Thursday’s need-to-know money news

Today’s top story: This tax status could give single parents a break. Also in the news: What to buy (and skip) in March, how to find out the status of your state refund, and how much 8 emergencies may cost you.

This Tax Status Could Give Single Parents a Break
Filing as head of household.

What to Buy (and Skip) in March
Grab that tax software.

How to Find Out the Status of Your State Tax Refund
Tracking your refund.

This is how much 8 different emergencies may cost you — and you probably can’t afford them
From fires to layoffs.

Monday’s need-to-know money news

downloadToday’s top story: How to apply for a credit card after bankruptcy. Also in the news: Avoiding stress while paying down debt, the biggest tax “break” you shouldn’t forget, and how to slash your cable bill.

Applying for a Credit Card After Bankruptcy
Starting over.

Avoid Over-Stressing Your Budget When Paying Down Debt
Be patient with yourself.

The Single Biggest Tax Break You Shouldn’t Forget
Shrinking your capital gains tax.

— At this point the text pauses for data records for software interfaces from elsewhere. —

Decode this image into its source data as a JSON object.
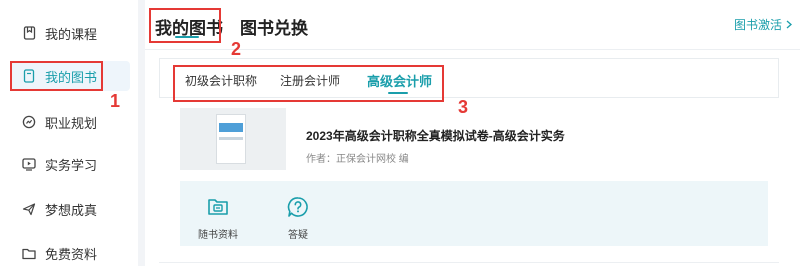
{
  "sidebar": {
    "items": [
      {
        "label": "我的课程",
        "icon": "bookmark-icon"
      },
      {
        "label": "我的图书",
        "icon": "book-icon"
      },
      {
        "label": "职业规划",
        "icon": "compass-icon"
      },
      {
        "label": "实务学习",
        "icon": "play-screen-icon"
      },
      {
        "label": "梦想成真",
        "icon": "send-icon"
      },
      {
        "label": "免费资料",
        "icon": "folder-icon"
      }
    ]
  },
  "header": {
    "tabs": [
      {
        "label": "我的图书"
      },
      {
        "label": "图书兑换"
      }
    ],
    "activate_link": "图书激活"
  },
  "subtabs": [
    {
      "label": "初级会计职称"
    },
    {
      "label": "注册会计师"
    },
    {
      "label": "高级会计师"
    }
  ],
  "book": {
    "title": "2023年高级会计职称全真模拟试卷-高级会计实务",
    "author": "作者：正保会计网校 编"
  },
  "actions": [
    {
      "label": "随书资料",
      "icon": "book-materials-icon"
    },
    {
      "label": "答疑",
      "icon": "question-icon"
    }
  ],
  "annotations": [
    "1",
    "2",
    "3"
  ],
  "colors": {
    "accent": "#1a9eab",
    "annotation": "#e53935"
  }
}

7 Tips for Slashing Your Cable Bill From Guys Who Do It for a Living
Meet the BillFixers.

Q&A: State tax breaks for 529 plans

Dear Liz: You recently answered a question from grandparents who were contributing $20,000 to their grandson’s college education. You correctly told them they did not qualify fdownloador federal education tax credits or deductions because he was not a dependent. You might let grandparents know, however, that they may get a state tax break for contributing to a 529 college savings plan.

Answer: Most states that have state income taxes offer some sort of a tax break for 529 college savings plan contributions. (The exceptions are California, Delaware, Hawaii, Kentucky, Massachusetts, Minnesota, New Jersey and North Carolina, according to SavingForCollege.com. Tennessee has a tax on interest and dividends but no 529 tax break.) In some states, even short-term contributions qualify for a deduction, so grandparents could contribute money that’s quickly withdrawn to pay qualified higher education expenses and still get the break. SavingForCollege has details on each state’s tax benefits.